**** AVAILABLE RECORDS ****

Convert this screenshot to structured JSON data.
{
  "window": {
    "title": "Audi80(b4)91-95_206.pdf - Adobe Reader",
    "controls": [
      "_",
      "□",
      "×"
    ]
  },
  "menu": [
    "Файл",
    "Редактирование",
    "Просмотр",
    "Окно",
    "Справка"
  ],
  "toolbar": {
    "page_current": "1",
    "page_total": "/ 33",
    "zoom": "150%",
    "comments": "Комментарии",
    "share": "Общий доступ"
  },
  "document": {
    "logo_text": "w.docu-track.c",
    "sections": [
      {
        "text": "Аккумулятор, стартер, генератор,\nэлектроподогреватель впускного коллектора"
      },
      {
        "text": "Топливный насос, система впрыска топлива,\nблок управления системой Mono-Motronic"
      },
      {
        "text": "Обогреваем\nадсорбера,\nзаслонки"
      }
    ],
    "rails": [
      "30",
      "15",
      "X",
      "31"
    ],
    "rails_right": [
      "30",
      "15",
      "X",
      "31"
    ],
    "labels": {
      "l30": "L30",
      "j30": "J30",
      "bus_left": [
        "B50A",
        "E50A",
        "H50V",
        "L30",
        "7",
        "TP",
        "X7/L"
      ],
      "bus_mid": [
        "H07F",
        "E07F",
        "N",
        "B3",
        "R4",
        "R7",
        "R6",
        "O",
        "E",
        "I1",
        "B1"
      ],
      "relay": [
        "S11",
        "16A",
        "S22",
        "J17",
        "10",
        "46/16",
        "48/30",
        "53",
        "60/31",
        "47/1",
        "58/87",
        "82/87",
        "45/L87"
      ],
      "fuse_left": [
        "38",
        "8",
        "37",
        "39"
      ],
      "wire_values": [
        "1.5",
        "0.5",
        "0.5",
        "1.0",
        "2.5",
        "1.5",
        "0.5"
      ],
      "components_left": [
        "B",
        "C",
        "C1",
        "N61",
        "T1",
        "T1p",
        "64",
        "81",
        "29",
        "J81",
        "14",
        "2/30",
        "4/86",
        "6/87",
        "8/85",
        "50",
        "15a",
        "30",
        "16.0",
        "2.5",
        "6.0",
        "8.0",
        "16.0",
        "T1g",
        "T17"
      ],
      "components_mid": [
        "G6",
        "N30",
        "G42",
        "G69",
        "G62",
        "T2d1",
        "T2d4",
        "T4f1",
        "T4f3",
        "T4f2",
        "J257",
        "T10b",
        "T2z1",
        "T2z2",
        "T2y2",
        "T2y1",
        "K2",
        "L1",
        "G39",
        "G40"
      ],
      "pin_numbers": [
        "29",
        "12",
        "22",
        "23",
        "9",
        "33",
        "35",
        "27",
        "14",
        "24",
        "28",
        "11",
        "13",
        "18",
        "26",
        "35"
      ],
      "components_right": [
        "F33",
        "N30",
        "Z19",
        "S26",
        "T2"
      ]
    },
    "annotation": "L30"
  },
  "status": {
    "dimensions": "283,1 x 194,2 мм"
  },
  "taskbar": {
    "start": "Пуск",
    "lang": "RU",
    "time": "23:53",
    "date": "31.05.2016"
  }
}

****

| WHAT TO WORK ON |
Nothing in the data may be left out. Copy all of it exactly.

| EXERCISE OUTPUT |
Convert this screenshot to structured JSON data.
{
  "window": {
    "title": "Audi80(b4)91-95_206.pdf - Adobe Reader",
    "controls": [
      "_",
      "□",
      "×"
    ]
  },
  "menu": [
    "Файл",
    "Редактирование",
    "Просмотр",
    "Окно",
    "Справка"
  ],
  "toolbar": {
    "page_current": "1",
    "page_total": "/ 33",
    "zoom": "150%",
    "comments": "Комментарии",
    "share": "Общий доступ"
  },
  "document": {
    "logo_text": "w.docu-track.c",
    "sections": [
      {
        "text": "Аккумулятор, стартер, генератор,\nэлектроподогреватель впускного коллектора"
      },
      {
        "text": "Топливный насос, система впрыска топлива,\nблок управления системой Mono-Motronic"
      },
      {
        "text": "Обогреваем\nадсорбера,\nзаслонки"
      }
    ],
    "rails": [
      "30",
      "15",
      "X",
      "31"
    ],
    "rails_right": [
      "30",
      "15",
      "X",
      "31"
    ],
    "labels": {
      "l30": "L30",
      "j30": "J30",
      "bus_left": [
        "B50A",
        "E50A",
        "H50V",
        "L30",
        "7",
        "TP",
        "X7/L"
      ],
      "bus_mid": [
        "H07F",
        "E07F",
        "N",
        "B3",
        "R4",
        "R7",
        "R6",
        "O",
        "E",
        "I1",
        "B1"
      ],
      "relay": [
        "S11",
        "16A",
        "S22",
        "J17",
        "10",
        "46/16",
        "48/30",
        "53",
        "60/31",
        "47/1",
        "58/87",
        "82/87",
        "45/L87"
      ],
      "fuse_left": [
        "38",
        "8",
        "37",
        "39"
      ],
      "wire_values": [
        "1.5",
        "0.5",
        "0.5",
        "1.0",
        "2.5",
        "1.5",
        "0.5"
      ],
      "components_left": [
        "B",
        "C",
        "C1",
        "N61",
        "T1",
        "T1p",
        "64",
        "81",
        "29",
        "J81",
        "14",
        "2/30",
        "4/86",
        "6/87",
        "8/85",
        "50",
        "15a",
        "30",
        "16.0",
        "2.5",
        "6.0",
        "8.0",
        "16.0",
        "T1g",
        "T17"
      ],
      "components_mid": [
        "G6",
        "N30",
        "G42",
        "G69",
        "G62",
        "T2d1",
        "T2d4",
        "T4f1",
        "T4f3",
        "T4f2",
        "J257",
        "T10b",
        "T2z1",
        "T2z2",
        "T2y2",
        "T2y1",
        "K2",
        "L1",
        "G39",
        "G40"
      ],
      "pin_numbers": [
        "29",
        "12",
        "22",
        "23",
        "9",
        "33",
        "35",
        "27",
        "14",
        "24",
        "28",
        "11",
        "13",
        "18",
        "26",
        "35"
      ],
      "components_right": [
        "F33",
        "N30",
        "Z19",
        "S26",
        "T2"
      ]
    },
    "annotation": "L30"
  },
  "status": {
    "dimensions": "283,1 x 194,2 мм"
  },
  "taskbar": {
    "start": "Пуск",
    "lang": "RU",
    "time": "23:53",
    "date": "31.05.2016"
  }
}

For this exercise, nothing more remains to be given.